The Spirit searches all things, even the deep things of God. 1 Corinthians 2:10b
I don’t know what I ever did without Google. You can keep your other search engines – I’m sure Bing and Yahoo! do a great job, but I am a Googling kind of guy.
I’m convinced there isn’t a single bit of information one can’t locate via Google – the lyrics to “Livin’ La Vida Loca,” recipes for red beans and rice, what day Christmas is on in 2018 (Tuesday, by the way), the proper use of i.e. vs. e.g. – that sort of thing.
However, I do think the term “search engine” is fast becoming a misnomer. Google actually stores up billions of webpages in advance. So when I go to Google to try and find some bit of information – the capital of Bora Bora, for example – before I even finish typing the first “Bora,” Google has already displayed a page full of links to pertinent information, including:
- The “Bora Bora” article in Wikipedia
- How to make reservations at the Four Seasons Bora Bora
- Bora Bora tourism information from Tahiti Tourisme North America
- A YouTube video called “52 Things to Do in Bora Bora.” (And don’t even get me started on YouTube. I learned how to repair my washing machine watching a YouTube video…)
So basically, Google isn’t so much searching for anything as it is just sharing information that’s already stored. Kind of reminds me of today’s verse from I Corinthians:
The Spirit searches all things, even the deep things of God.
In the sometimes mysterious and oft-discussed Holy Trinity – God the Father, God the Son, and God the Holy Spirit – the Holy Spirit is an equal member; He has a unique function, but is no less God than the Father. As a result, unlike my search to find 52 things to do in Bora Bora, He doesn’t have to search to learn anything about the Father – He already knows. The next verse in I Corinthians confirms this:
…no one knows the thoughts of God except the Spirit of God.
So when He reveals God’s will to me, He’s just sharing information that’s already known.
When Paul used the word “search” in I Corinthians 2:10 he was using it to illustrate the intimate relationship between the Father and the Holy Spirit. Albert Barnes, the noted 19th century theologian who wrote extensively on the New Testament, put it rather nicely when he said:
It is not to be supposed that he [the Holy Spirit] searches, or inquires as men do who are ignorant; but that he has an intimate and profound knowledge, such as is usually the result of a close and accurate search.
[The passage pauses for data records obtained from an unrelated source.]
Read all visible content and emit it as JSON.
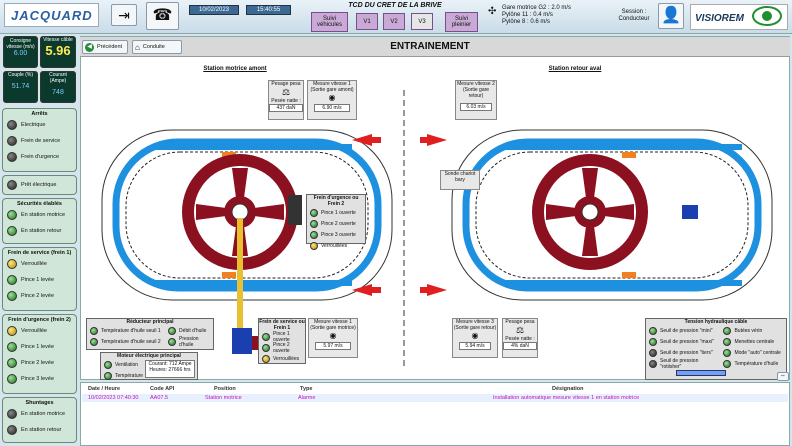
{
  "header": {
    "logo": "JACQUARD",
    "date": "10/02/2023",
    "time": "15:40:55",
    "line_title": "TCD DU CRET DE LA BRIVE",
    "suivi_vehicules": "Suivi véhicules",
    "v1": "V1",
    "v2": "V2",
    "v3": "V3",
    "suivi_pleinier": "Suivi pleinier",
    "gare_motrice": "Gare motrice G2 : 2.0 m/s",
    "pylone11": "Pylône 11     : 0.4 m/s",
    "pylone8": "Pylône 8      : 0.6 m/s",
    "session_label": "Session :",
    "session_user": "Conducteur",
    "visiorem": "VISIOREM"
  },
  "side": {
    "consigne_label": "Consigne vitesse (m/s)",
    "consigne_value": "6.00",
    "vitesse_label": "Vitesse câble",
    "vitesse_value": "5.96",
    "couple_label": "Couple (%)",
    "couple_value": "51.74",
    "courant_label": "Courant (Ampe)",
    "courant_value": "748",
    "arrets": {
      "title": "Arrêts",
      "items": [
        "Electrique",
        "Frein de service",
        "Frein d'urgence"
      ]
    },
    "pret": "Prêt électrique",
    "securites": {
      "title": "Sécurités élablés",
      "items": [
        "En station motrice",
        "En station retour"
      ]
    },
    "frein_service": {
      "title": "Frein de service (frein 1)",
      "items": [
        "Verrouillée",
        "Pince 1 levée",
        "Pince 2 levée"
      ]
    },
    "frein_urgence": {
      "title": "Frein d'urgence (frein 2)",
      "items": [
        "Verrouillée",
        "Pince 1 levée",
        "Pince 2 levée",
        "Pince 3 levée"
      ]
    },
    "shuntages": {
      "title": "Shuntages",
      "items": [
        "En station motrice",
        "En station retour"
      ]
    }
  },
  "main": {
    "precedent": "Précédent",
    "conduite": "Conduite",
    "title": "ENTRAINEMENT",
    "station_motrice": "Station motrice amont",
    "station_retour": "Station retour aval",
    "pesage_label": "Pesage pesa",
    "pesage_value": "Pesée natte :",
    "pesage_weight": "437 daN",
    "mesure1_title": "Mesure vitesse 1 (Sortie gare amont)",
    "mesure1_value": "6.90 m/s",
    "mesure2_title": "Mesure vitesse 2 (Sortie gare retour)",
    "mesure2_value": "6.03 m/s",
    "frein_urgence_panel": {
      "title": "Frein d'urgence ou Frein 2",
      "items": [
        "Pince 1 ouverte",
        "Pince 2 ouverte",
        "Pince 3 ouverte",
        "Verrouillées"
      ]
    },
    "sonde": "Sonde chariot bary",
    "tension_panel": {
      "title": "Tension hydraulique câble",
      "items": [
        "Seuil de pression \"mini\"",
        "Seuil de pression \"maxi\"",
        "Seuil de pression \"tiers\"",
        "Seuil de pression \"rotiisher\"",
        "Butées vérin",
        "Menettes centrale",
        "Mode \"auto\" centrale",
        "Température d'huile"
      ]
    },
    "reducteur_panel": {
      "title": "Réducteur principal",
      "items": [
        "Température d'huile seuil 1",
        "Température d'huile seuil 2",
        "Débit d'huile",
        "Pression d'huile"
      ]
    },
    "moteur_panel": {
      "title": "Moteur électrique principal",
      "items": [
        "Ventilation",
        "Température"
      ],
      "courant": "Courant: 712 Ampe",
      "heures": "Heures: 27666 hrs"
    },
    "frein_service_panel": {
      "title": "Frein de service ou Frein 1",
      "items": [
        "Pince 1 ouverte",
        "Pince 2 ouverte",
        "Verrouillées"
      ]
    },
    "mesure1b_title": "Mesure vitesse 1 (Sortie gare motrice)",
    "mesure1b_value": "5.97 m/s",
    "mesure3_title": "Mesure vitesse 3 (Sortie gare retour)",
    "mesure3_value": "5.94 m/s",
    "pesage2_label": "Pesage pesa",
    "pesage2_value": "Pesée natte :",
    "pesage2_weight": "4% daN"
  },
  "footer": {
    "headers": [
      "Date / Heure",
      "Code API",
      "Position",
      "Type",
      "Désignation"
    ],
    "row": [
      "10/02/2023 07:40:30",
      "AA07.5",
      "Station motrice",
      "Alarme",
      "Installation automatique mesure vitesse 1 en station motrice"
    ]
  }
}
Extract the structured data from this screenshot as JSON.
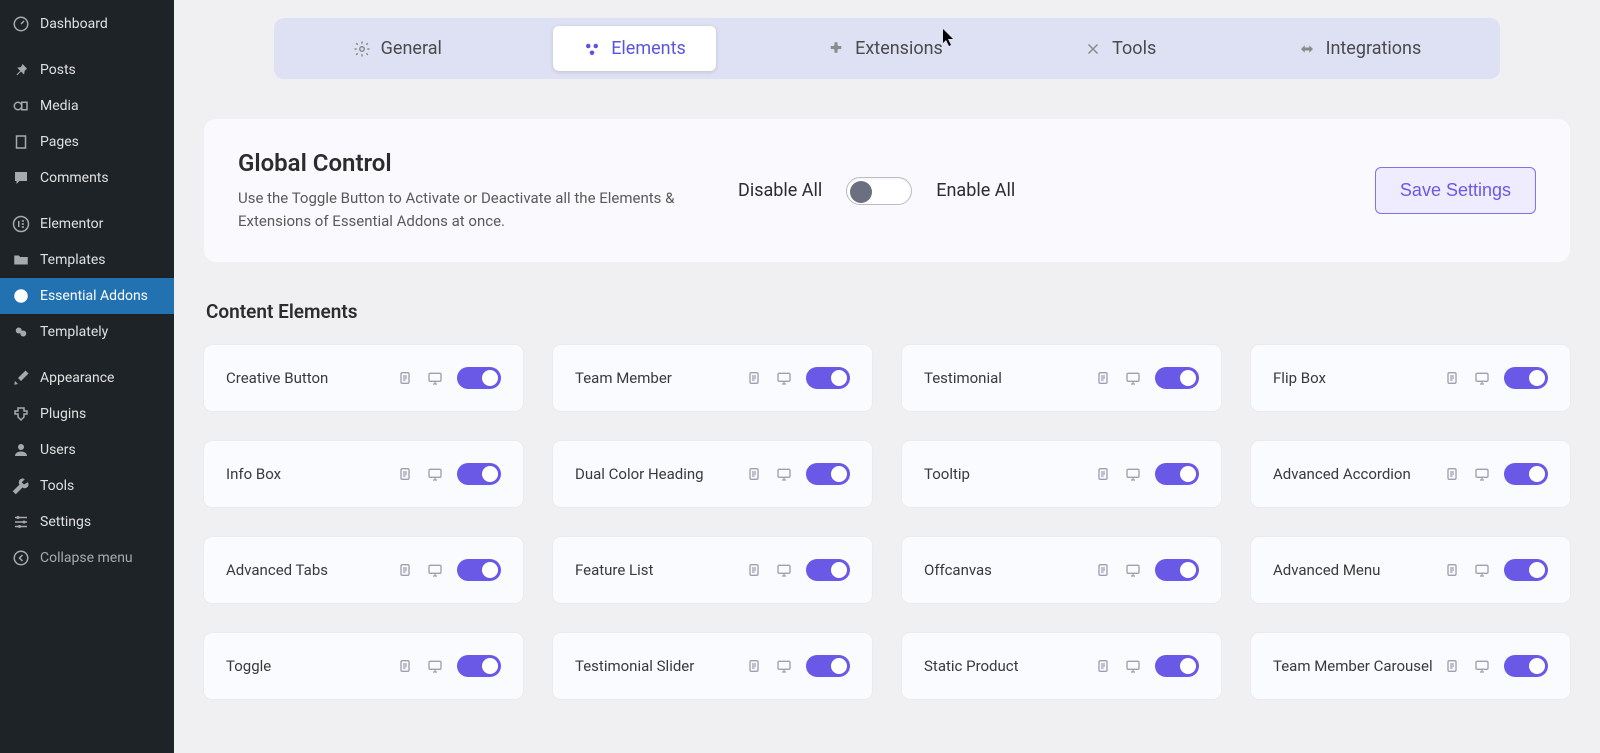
{
  "sidebar": {
    "items": [
      {
        "key": "dashboard",
        "label": "Dashboard"
      },
      {
        "key": "posts",
        "label": "Posts"
      },
      {
        "key": "media",
        "label": "Media"
      },
      {
        "key": "pages",
        "label": "Pages"
      },
      {
        "key": "comments",
        "label": "Comments"
      },
      {
        "key": "elementor",
        "label": "Elementor"
      },
      {
        "key": "templates",
        "label": "Templates"
      },
      {
        "key": "essential-addons",
        "label": "Essential Addons",
        "active": true
      },
      {
        "key": "templately",
        "label": "Templately"
      },
      {
        "key": "appearance",
        "label": "Appearance"
      },
      {
        "key": "plugins",
        "label": "Plugins"
      },
      {
        "key": "users",
        "label": "Users"
      },
      {
        "key": "tools",
        "label": "Tools"
      },
      {
        "key": "settings",
        "label": "Settings"
      }
    ],
    "collapse_label": "Collapse menu"
  },
  "tabs": {
    "general": "General",
    "elements": "Elements",
    "extensions": "Extensions",
    "tools": "Tools",
    "integrations": "Integrations",
    "active": "elements"
  },
  "global": {
    "title": "Global Control",
    "description": "Use the Toggle Button to Activate or Deactivate all the Elements & Extensions of Essential Addons at once.",
    "disable_label": "Disable All",
    "enable_label": "Enable All",
    "state": "off",
    "save_label": "Save Settings"
  },
  "section": {
    "title": "Content Elements"
  },
  "elements": [
    {
      "name": "Creative Button",
      "on": true
    },
    {
      "name": "Team Member",
      "on": true
    },
    {
      "name": "Testimonial",
      "on": true
    },
    {
      "name": "Flip Box",
      "on": true
    },
    {
      "name": "Info Box",
      "on": true
    },
    {
      "name": "Dual Color Heading",
      "on": true
    },
    {
      "name": "Tooltip",
      "on": true
    },
    {
      "name": "Advanced Accordion",
      "on": true
    },
    {
      "name": "Advanced Tabs",
      "on": true
    },
    {
      "name": "Feature List",
      "on": true
    },
    {
      "name": "Offcanvas",
      "on": true
    },
    {
      "name": "Advanced Menu",
      "on": true
    },
    {
      "name": "Toggle",
      "on": true
    },
    {
      "name": "Testimonial Slider",
      "on": true
    },
    {
      "name": "Static Product",
      "on": true
    },
    {
      "name": "Team Member Carousel",
      "on": true
    }
  ],
  "colors": {
    "accent": "#6a58e6",
    "tab_bg": "#dee1f4",
    "sidebar_bg": "#1d2327",
    "sidebar_active": "#2271b1"
  }
}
Pretty insightful for someone who had never even heard of a computer, much less a search engine. (By the way, I found this information by, you know, Googling…)
Even though Google is my go-to site for all my searching needs, I’m not oblivious to the fact that search engine results have as much to do with commerce as they do with information. But in spite of “page ranking” and “indexing” and all those technical aspects that can easily be manipulated for a price, I can still rest assured that the information I’m getting back is just what I need, just when I need it – much like the information I get from the Holy Spirit. In fact, the verses just prior to the passage from I Corinthians (quoted above) tell me that:
No eye has seen, no ear has heard, no mind has conceived what God has prepared for those who love him – but God has revealed it to us by His Spirit.
Just what I need, just when I need it, with no manipulation whatsoever. Although there was a price that was paid for me to have access to that information, that price was paid 2000 years ago.
All I had to do was believe.